I do this to myself.
Actually I blame my mother. She is definitly the one I inherited the schmoltzy gene from. My dad doesn't cry when he watches a sad movie. No, he looks over at me sitting next to him with tears uncontrolably down my cheeks and usually chuckles. My mom is the one to blame. You can find us in front of some sappy movie sharing a box of tissues, trying to control the streams of tears and smalls fits of laughter at how silly we are for crying.
Today was a snow day so I spent much of it in my apartment cleaning and catching up on grading. I also watched some TV. Yeah, I should I have known better than to watch Brothers and Sisters. For each 45 minute episode, I spend at least 10 of them crying. I cried a bit this weekend actually. Maybe it's the cold and snow. Maybe it's the New Year and thinking about all that happened last year. Maybe I've been away from those I love for too long. Whatever it is, I've cried quite a bit this weekend. Tonight I saw something and it triggered in me the tiniest bit of sadness. Not the overwhelming kind I drowned in earlier this year. Just a deep still sadness. My heart seems to be a well that I just can't find the bottom of. It goes deeper and deeper. I fear what kind of pain it can withstand. I don't want to know it's limit. I guess its a good thing that this month is full of working overtime and snow. Maybe it will be too busy for me stop and think about things. I think I need to learn to not dwell in the sadness, but to just go to sleep (or just stop watching Brothers and Sisters!) I'm ok. No where NEAR where I was a few months ago. I think my heart, even after all this time, is still just tender. It's still really quick to feel things and to feel them deeply. I don't know if that will ever change. I guess with deep love, comes deep pain. And with deep pain comes the hope of deep love.
So I leave you with this quote:

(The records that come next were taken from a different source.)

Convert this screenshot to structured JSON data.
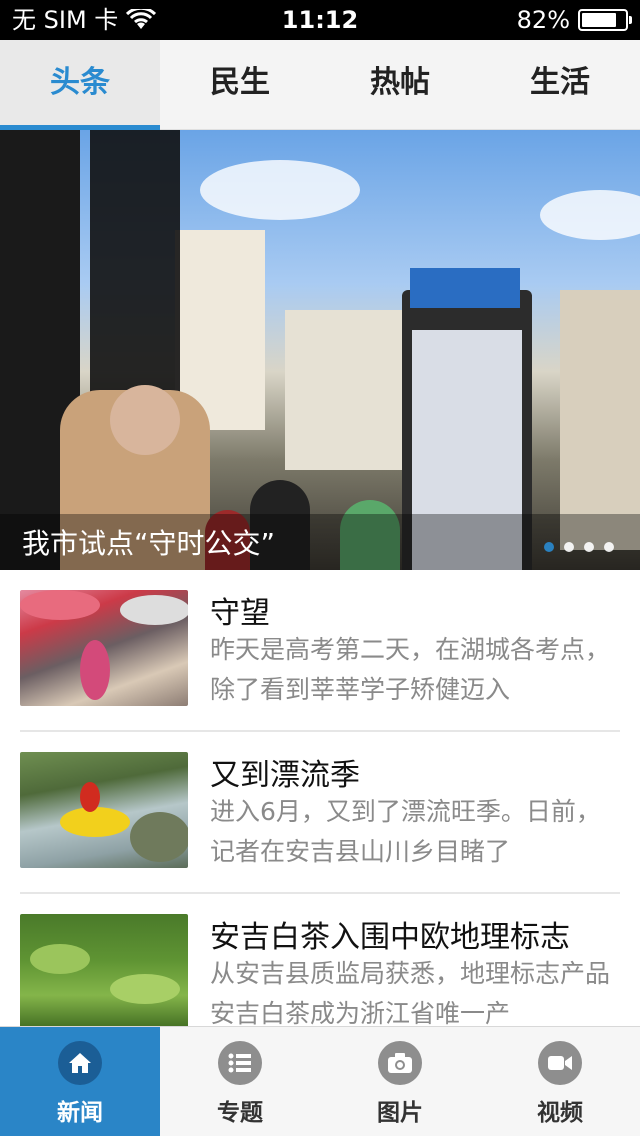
{
  "status_bar": {
    "carrier": "无 SIM 卡",
    "time": "11:12",
    "battery_percent": "82%",
    "battery_level": 0.82
  },
  "tabs": [
    {
      "label": "头条",
      "active": true
    },
    {
      "label": "民生",
      "active": false
    },
    {
      "label": "热帖",
      "active": false
    },
    {
      "label": "生活",
      "active": false
    }
  ],
  "banner": {
    "caption": "我市试点“守时公交”",
    "page_count": 4,
    "active_page": 1
  },
  "news": [
    {
      "title": "守望",
      "desc": "昨天是高考第二天，在湖城各考点，除了看到莘莘学子矫健迈入"
    },
    {
      "title": "又到漂流季",
      "desc": "进入6月，又到了漂流旺季。日前，记者在安吉县山川乡目睹了"
    },
    {
      "title": "安吉白茶入围中欧地理标志",
      "desc": "从安吉县质监局获悉，地理标志产品安吉白茶成为浙江省唯一产"
    }
  ],
  "bottom_nav": [
    {
      "label": "新闻",
      "icon": "home-icon",
      "active": true
    },
    {
      "label": "专题",
      "icon": "list-icon",
      "active": false
    },
    {
      "label": "图片",
      "icon": "camera-icon",
      "active": false
    },
    {
      "label": "视频",
      "icon": "video-icon",
      "active": false
    }
  ],
  "colors": {
    "accent": "#2a8bd0",
    "nav_active": "#2a85c7"
  }
}
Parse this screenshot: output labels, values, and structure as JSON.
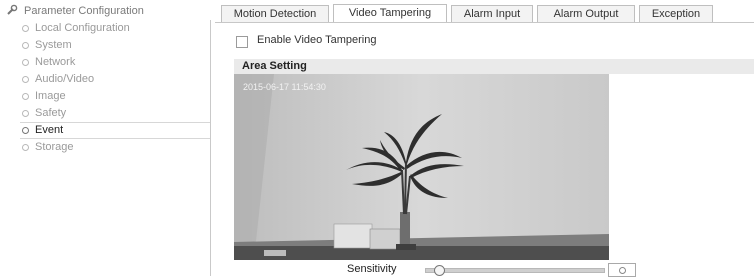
{
  "sidebar": {
    "title": "Parameter Configuration",
    "icon": "wrench-icon",
    "items": [
      {
        "label": "Local Configuration",
        "active": false
      },
      {
        "label": "System",
        "active": false
      },
      {
        "label": "Network",
        "active": false
      },
      {
        "label": "Audio/Video",
        "active": false
      },
      {
        "label": "Image",
        "active": false
      },
      {
        "label": "Safety",
        "active": false
      },
      {
        "label": "Event",
        "active": true
      },
      {
        "label": "Storage",
        "active": false
      }
    ]
  },
  "tabs": [
    {
      "label": "Motion Detection",
      "active": false
    },
    {
      "label": "Video Tampering",
      "active": true
    },
    {
      "label": "Alarm Input",
      "active": false
    },
    {
      "label": "Alarm Output",
      "active": false
    },
    {
      "label": "Exception",
      "active": false
    }
  ],
  "enable": {
    "label": "Enable Video Tampering",
    "checked": false
  },
  "area_setting": {
    "title": "Area Setting",
    "osd_timestamp": "2015-06-17 11:54:30"
  },
  "sensitivity": {
    "label": "Sensitivity",
    "level": 0.05
  }
}
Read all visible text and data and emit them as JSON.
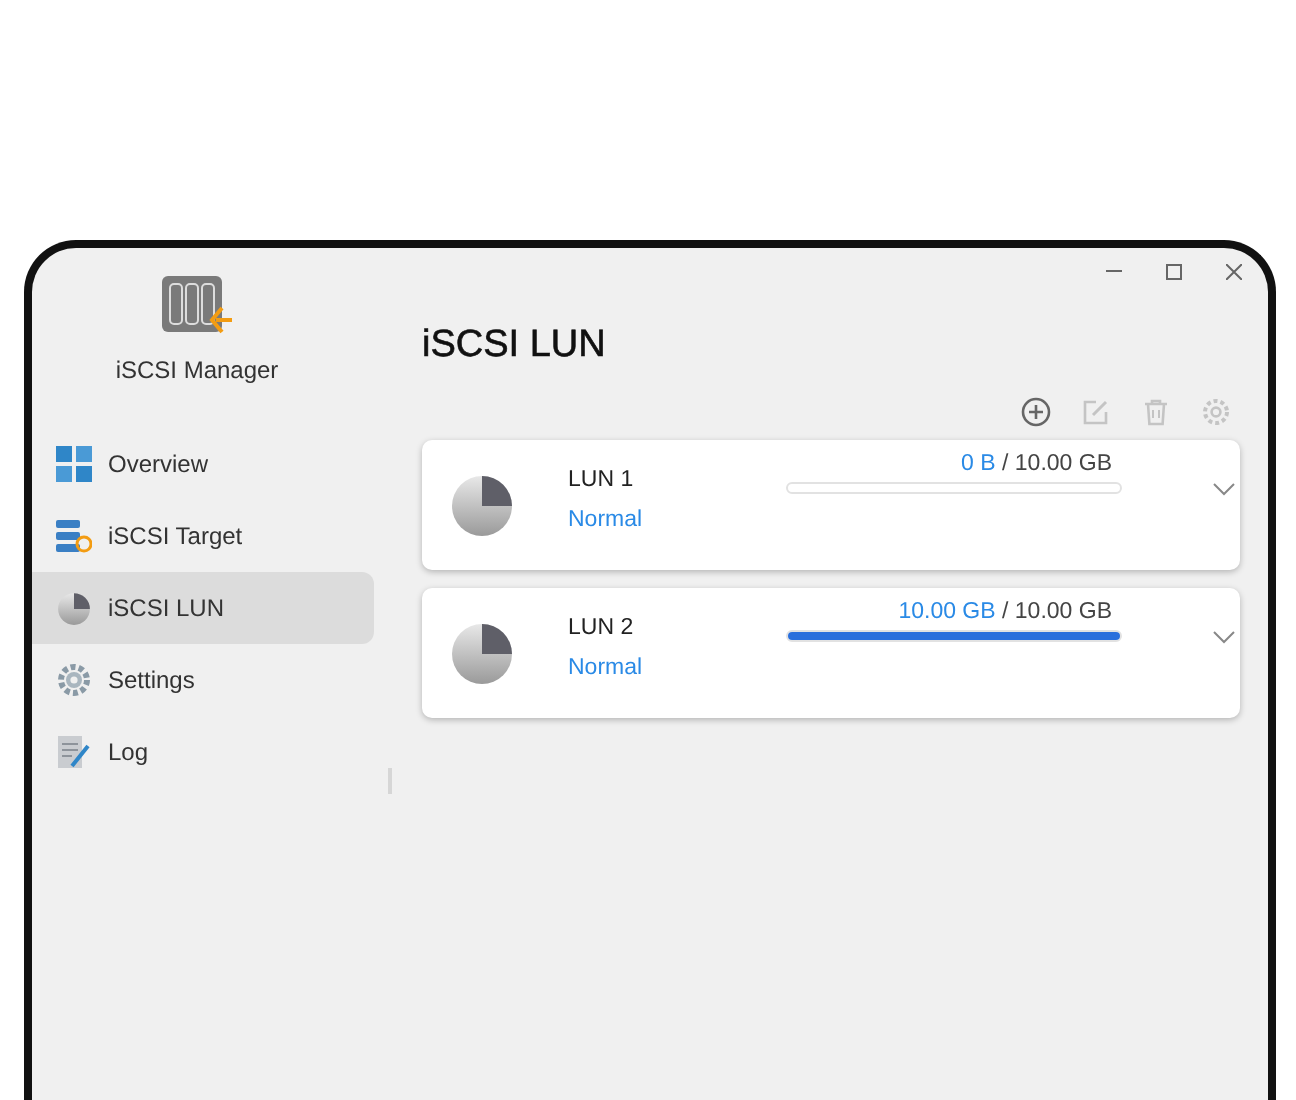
{
  "app": {
    "name": "iSCSI Manager"
  },
  "sidebar": {
    "items": [
      {
        "label": "Overview",
        "kind": "overview",
        "selected": false
      },
      {
        "label": "iSCSI Target",
        "kind": "target",
        "selected": false
      },
      {
        "label": "iSCSI LUN",
        "kind": "lun",
        "selected": true
      },
      {
        "label": "Settings",
        "kind": "settings",
        "selected": false
      },
      {
        "label": "Log",
        "kind": "log",
        "selected": false
      }
    ]
  },
  "page": {
    "title": "iSCSI LUN"
  },
  "toolbar": [
    {
      "kind": "add",
      "disabled": false
    },
    {
      "kind": "edit",
      "disabled": true
    },
    {
      "kind": "delete",
      "disabled": true
    },
    {
      "kind": "settings",
      "disabled": true
    }
  ],
  "luns": [
    {
      "name": "LUN 1",
      "status": "Normal",
      "used": "0 B",
      "separator": "/",
      "total": "10.00 GB",
      "level": 0.0
    },
    {
      "name": "LUN 2",
      "status": "Normal",
      "used": "10.00 GB",
      "separator": "/",
      "total": "10.00 GB",
      "level": 1.0
    }
  ]
}
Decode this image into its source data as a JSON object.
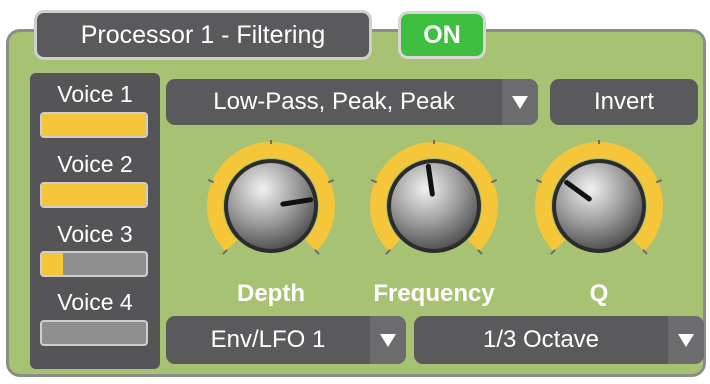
{
  "processor": {
    "title": "Processor 1 - Filtering",
    "on_label": "ON"
  },
  "voices": [
    {
      "label": "Voice 1",
      "level": 1.0
    },
    {
      "label": "Voice 2",
      "level": 1.0
    },
    {
      "label": "Voice 3",
      "level": 0.2
    },
    {
      "label": "Voice 4",
      "level": 0.0
    }
  ],
  "filter_type": {
    "selected": "Low-Pass, Peak, Peak"
  },
  "invert_label": "Invert",
  "knobs": [
    {
      "label": "Depth",
      "value": 0.8
    },
    {
      "label": "Frequency",
      "value": 0.47
    },
    {
      "label": "Q",
      "value": 0.3
    }
  ],
  "modulation_source": {
    "selected": "Env/LFO 1"
  },
  "bandwidth": {
    "selected": "1/3 Octave"
  },
  "colors": {
    "panel": "#a8c274",
    "on_green": "#3fbf3f",
    "accent_yellow": "#f5c53a",
    "dark_control": "#5a5a5c"
  }
}
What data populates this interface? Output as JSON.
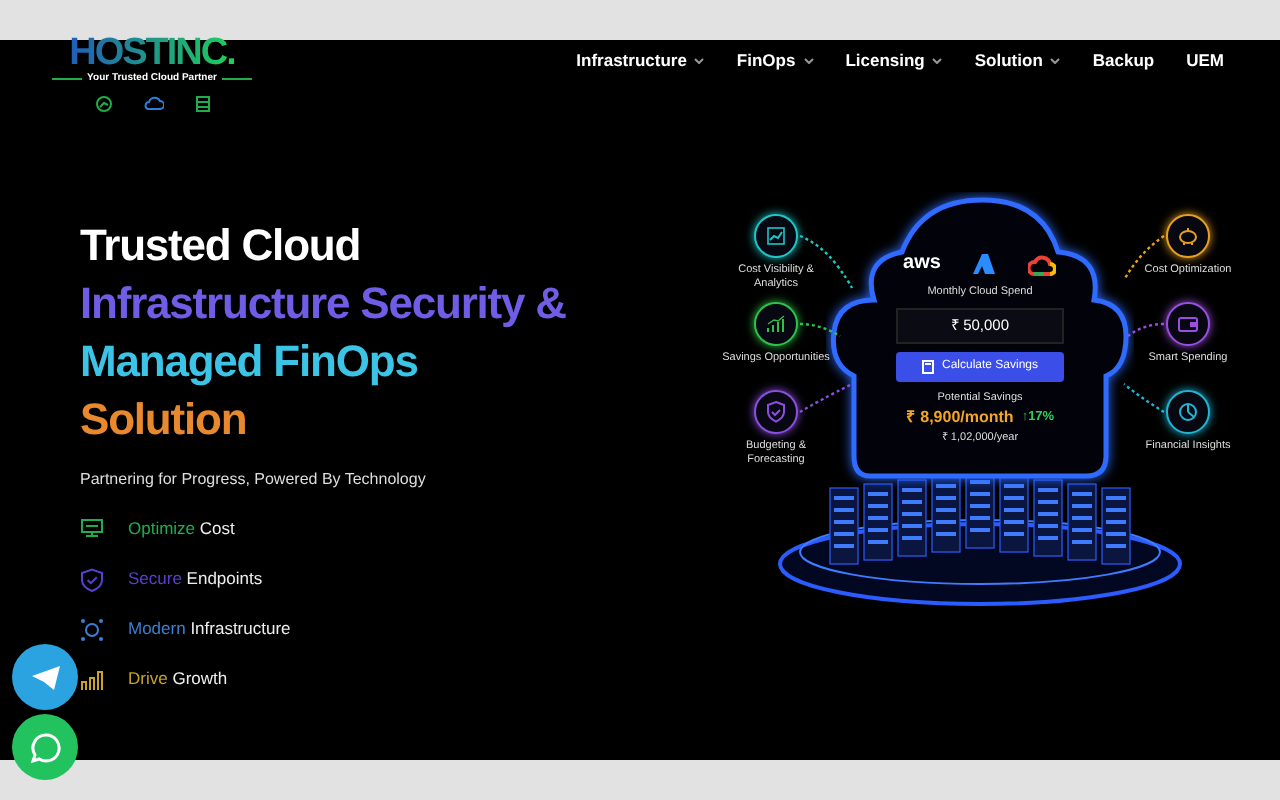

The world is indeed full of peril, and in it there are many dark places; but still there is much that is fair, and though in all lands love is mingled with grief, it grows perhaps the greater. --J. R. R. Tolkien (Fellowship of the Ring)